In 2015, Craig was named one of the 40 most influential U.S. arts leaders by Barry's Blog of the Western States Arts Federation. Previous to the CAC, Craig was the executive director of the Arts Council for Long Beach, where he oversaw a significant expansion of the agency into the community, including creation of the largest local celebration of Arts and Humanities Month in the nation.
Watson started his career in the arts field at local arts agencies and arts-services organizations, and later built a career in the telecommunications industry before returning to the arts as Executive Director of the Arts Council for Long Beach. He held senior executive positions in the telecommunications field in Rhode Island, New York and California. His earlier career in the arts included positions with the Sonoma County Arts Council and Rural Arts Services in Northern California, as well as a fellowship at the National Endowment for the Arts, participation in the Coro Foundation's Arts Management program, and a co-directing position at Santa Barbara Arts Services.
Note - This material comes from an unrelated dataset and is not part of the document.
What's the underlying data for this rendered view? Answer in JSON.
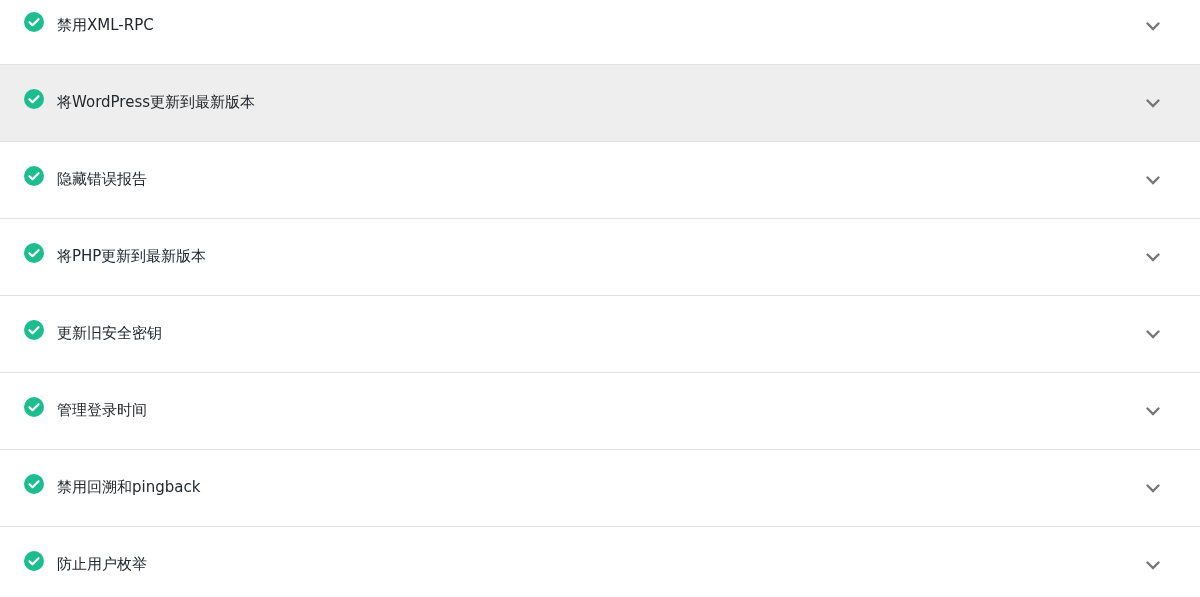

Since leaving the CAC, Craig is helping to re-position and expand a family business and also consulting in the arts. A current consultancy has him leading a targeted advocacy campaign in California to save federal funding for the National Endowment for the Arts. He is a volunteer advisor to Alibaba California and the Pasadena Community Foundation on their Big Heart/Small Film project. He recently joined the Advisory Board of Heidi Duckler Dance Theatre and the Board of Trustees of Arts for LA.